Although Faulkner was a lazy postal employee, he was a tremendously hard-working writer. In 1922, he had his first piece of poetry published in The Double Dealer, a literary magazine that featured the work of notable southern authors. Just two years later, Faulkner also published (with financial assistance from Phil Stone) a collection of poems entitled The Marble Faun. But he was soon to discover that his true strength was in writing prose, not poetry. At age 27, the budding author moved back to New Orleans, where he met Sherwood Anderson, the highly regarded author of Winesburg, Ohio. The two men hit it off immediately—Faulkner even stayed with Anderson and his wife for a short time—and the relationship sparked a creative breakthrough. Under Anderson's mentorship, Faulkner's writing blossomed. In 1924, he began work on Soldiers' Pay, a novel about a veteran returning home from the war.

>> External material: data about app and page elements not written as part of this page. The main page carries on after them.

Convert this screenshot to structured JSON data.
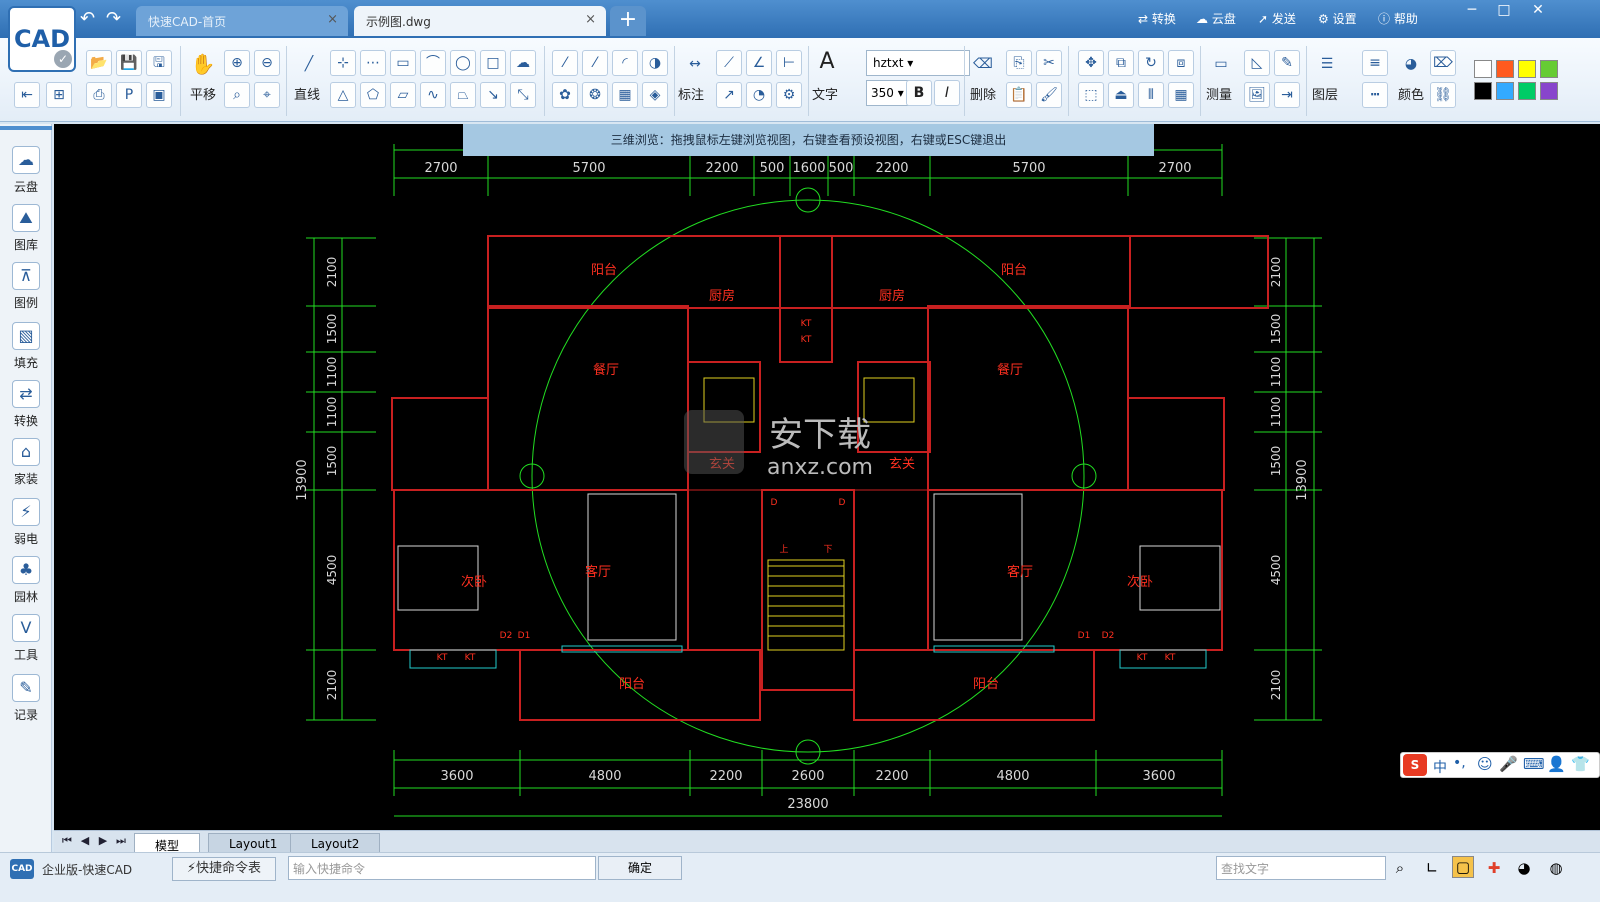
{
  "window": {
    "tabs": [
      {
        "label": "快速CAD-首页"
      },
      {
        "label": "示例图.dwg"
      }
    ],
    "tab_close": "×",
    "new_tab": "+",
    "logo": "CAD",
    "top_right": {
      "convert": "转换",
      "cloud": "云盘",
      "send": "发送",
      "settings": "设置",
      "help": "帮助"
    },
    "controls": {
      "min": "─",
      "max": "□",
      "close": "✕"
    }
  },
  "ribbon": {
    "pan": "平移",
    "line": "直线",
    "annotate": "标注",
    "text": "文字",
    "delete": "删除",
    "measure": "测量",
    "layer": "图层",
    "color": "颜色",
    "font_value": "hztxt",
    "size_value": "350",
    "bold": "B",
    "italic": "I",
    "swatches": [
      "#ffffff",
      "#ff5a1f",
      "#ffff00",
      "#66cc33",
      "#000000",
      "#33aaff",
      "#00cc66",
      "#8844cc"
    ]
  },
  "sidebar": [
    "云盘",
    "图库",
    "图例",
    "填充",
    "转换",
    "家装",
    "弱电",
    "园林",
    "工具",
    "记录"
  ],
  "hint": "三维浏览：拖拽鼠标左键浏览视图，右键查看预设视图，右键或ESC键退出",
  "drawing": {
    "top_dims": [
      "2700",
      "5700",
      "2200",
      "500",
      "1600",
      "500",
      "2200",
      "5700",
      "2700"
    ],
    "bottom_dims": [
      "3600",
      "4800",
      "2200",
      "2600",
      "2200",
      "4800",
      "3600"
    ],
    "total": "23800",
    "left_dims": [
      "2100",
      "1500",
      "1100",
      "1100",
      "1500",
      "4500",
      "2100"
    ],
    "right_dims": [
      "2100",
      "1500",
      "1100",
      "1100",
      "1500",
      "4500",
      "2100"
    ],
    "side_total": "13900",
    "rooms": [
      {
        "t": "阳台"
      },
      {
        "t": "厨房"
      },
      {
        "t": "厨房"
      },
      {
        "t": "阳台"
      },
      {
        "t": "餐厅"
      },
      {
        "t": "餐厅"
      },
      {
        "t": "玄关"
      },
      {
        "t": "玄关"
      },
      {
        "t": "客厅"
      },
      {
        "t": "客厅"
      },
      {
        "t": "次卧"
      },
      {
        "t": "次卧"
      },
      {
        "t": "阳台"
      },
      {
        "t": "阳台"
      }
    ],
    "marks": [
      "D",
      "D",
      "D1",
      "D2",
      "D1",
      "D2",
      "KT",
      "KT",
      "KT",
      "KT",
      "KT",
      "KT"
    ],
    "stair": [
      "上",
      "下"
    ],
    "watermark": "安下载",
    "watermark_url": "anxz.com"
  },
  "layout_tabs": [
    "模型",
    "Layout1",
    "Layout2"
  ],
  "status": {
    "edition": "企业版-快速CAD",
    "cmd_table": "⚡快捷命令表",
    "cmd_placeholder": "输入快捷命令",
    "ok": "确定",
    "search_placeholder": "查找文字"
  },
  "ime": {
    "brand": "S",
    "mode": "中"
  }
}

Though he continued to drink heavily while in New Orleans, Faulkner wrote diligently, waking at seven o'clock each morning to begin work on the novel. In fact, Faulkner was so absorbed in his writing that he lost touch with old friend and mentor Phil Stone. In the spring of 1925, Stone sent him a telegram: "WHAT'S THE MATTER. DO YOU HAVE A MISTRESS," to which Faulkner replied, "YES, AND SHES 3,000 WORDS LONG."15 Faulkner finished the novel in May 1925 and submitted it to a publishing company in New York. With a completed manuscript under his belt and $70 in his pocket, Faulkner embarked on a trip to Europe. 16 He eventually settled in Paris, where he rented a room and started working on the first few chapters of his next book. However, in the fall of 1925, Faulkner received a notice that Soldiers' Pay would be published (Sherwood Anderson played a large role in securing this), and he was given a $200 advance. It was time to come back home.

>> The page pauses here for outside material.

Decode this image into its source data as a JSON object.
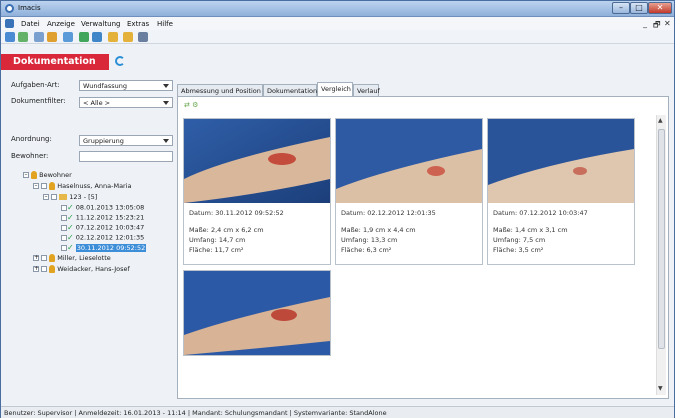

Soldiers' Pay earned the first-time novelist positive reviews (including one in The New York Times), and Faulkner was inspired to finish a draft of his sophomore effort, Mosquitoes. The novel, set in New Orleans, was published in 1927, but only received a lukewarm response from critics and readers. Undeterred, Faulkner commenced work on yet another novel, Flags in the Dust, which delved into the world of the fictional Sartoris family (we'll hear more about them later on). The writing of Flags signaled another shift in Faulkner's career, when he began to create characters that would appear in multiple works. In the fall of 1927, Faulkner submitted Flags in the Dust to his publishing company, believing the novel was his greatest work to date. His publisher, however, wasn't on the same page, declaring the manuscript to be "diffuse and non-integral with neither very much plot development nor character development."17 Faulkner was ultimately able to secure a publishing deal for Flags in the Dust on the condition that it was trimmed down into a shorter novel, Sartoris. At this point, Faulkner's writing career was still anything but lucrative; to make ends meet, he sold refreshments at a golf course and painted houses and signs.18

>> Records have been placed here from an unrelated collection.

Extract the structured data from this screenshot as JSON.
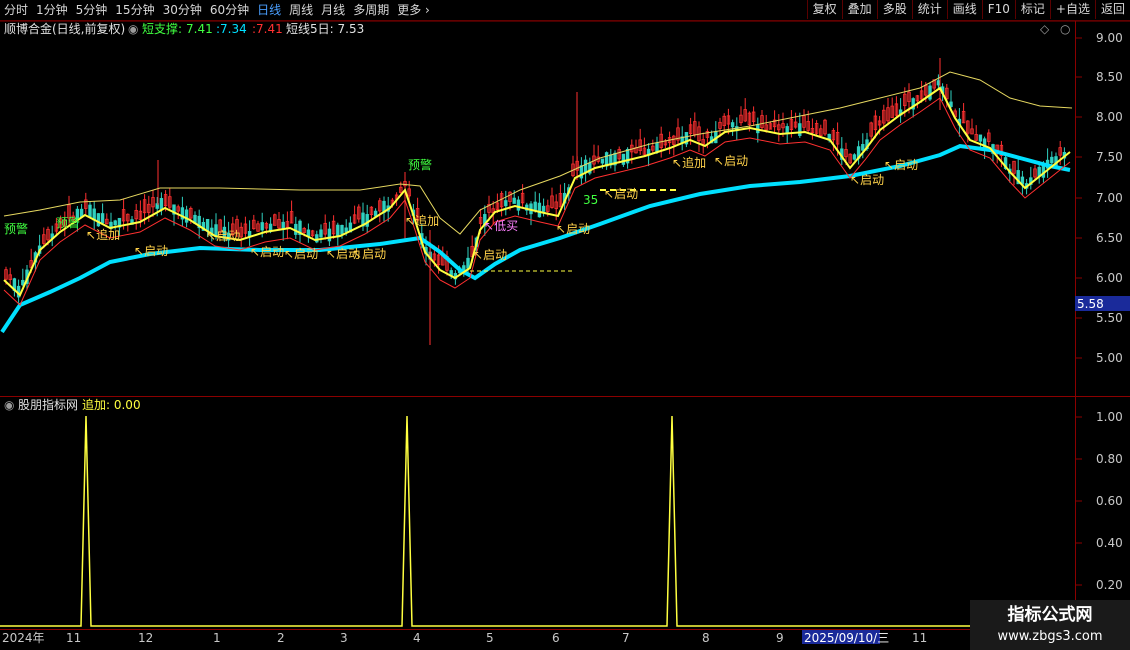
{
  "toolbar": {
    "periods": [
      "分时",
      "1分钟",
      "5分钟",
      "15分钟",
      "30分钟",
      "60分钟",
      "日线",
      "周线",
      "月线",
      "多周期",
      "更多"
    ],
    "active_period": "日线",
    "more_arrow": "›",
    "buttons": [
      "复权",
      "叠加",
      "多股",
      "统计",
      "画线",
      "F10",
      "标记",
      "+自选",
      "返回"
    ]
  },
  "main_pane": {
    "title": "顺博合金(日线,前复权)",
    "indicator_name": "短支撑:",
    "value1": "7.41",
    "value2": ":7.34",
    "value3": ":7.41",
    "ma5_label": "短线5日: 7.53",
    "price_tag": "5.58",
    "y_ticks": [
      "9.00",
      "8.50",
      "8.00",
      "7.50",
      "7.00",
      "6.50",
      "6.00",
      "5.50",
      "5.00"
    ]
  },
  "sub_pane": {
    "title": "股朋指标网",
    "indicator": "追加: 0.00",
    "y_ticks": [
      "1.00",
      "0.80",
      "0.60",
      "0.40",
      "0.20"
    ]
  },
  "annotations": {
    "warning": "预警",
    "add": "追加",
    "start": "启动",
    "low_buy": "低买",
    "count_35": "35",
    "arrow": "↖"
  },
  "date_axis": {
    "labels": [
      "2024年",
      "11",
      "12",
      "1",
      "2",
      "3",
      "4",
      "5",
      "6",
      "7",
      "8",
      "9",
      "11"
    ],
    "cursor_date": "2025/09/10/三"
  },
  "watermark": {
    "line1": "指标公式网",
    "line2": "www.zbgs3.com"
  },
  "colors": {
    "support": "#00e0ff",
    "mid": "#ffff40",
    "upper": "#e6d860",
    "up_candle": "#ff3030",
    "down_candle": "#30d0c0",
    "grid": "#8b0000",
    "warn": "#40ff40",
    "start": "#ffd24a",
    "low_buy": "#ff80ff"
  }
}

In the midst of these professional setbacks, one of Faulkner's lifelong personal goals—to marry Estelle Oldham—finally came to fruition. In the spring of 1929, Estelle divorced her husband and moved back to Oxford, where she reconnected with Faulkner. The two childhood sweethearts wed soon after, on 20 June 1929, then headed for a beach "honeymoon" on the coast of Mississippi. But it wasn't the fabled romance Faulkner and Estelle may have dreamed of. Both husband and wife were heavy drinkers by this time, and their alcoholism led to angry disputes and irresponsible behavior. Shortly after they were married, Estelle attempted suicide by drunkenly wandering into the ocean, only to be rescued by a neighbor.19 Later in life, Faulkner said that his marriage to Estelle was prompted primarily by a sense of duty and guilt—he claimed that he had impregnated Estelle while she was still married to Franklin and gotten her an abortion.20 (Given Faulkner's lifelong penchant for fictionalizing events in his own biography, it's hard to know whether or not this really happened.) Whatever the case, the couple eventually returned to Oxford, where Faulkner took a job as a supervisor at the Ole Miss power plant. In June 1930, Faulkner purchased a large, pre-Civil War home, which he named "Rowan Oak." Though the estate was in shambles (leaking roof, no electricity or plumbing) Faulkner was eager to restore the house to its prior glory.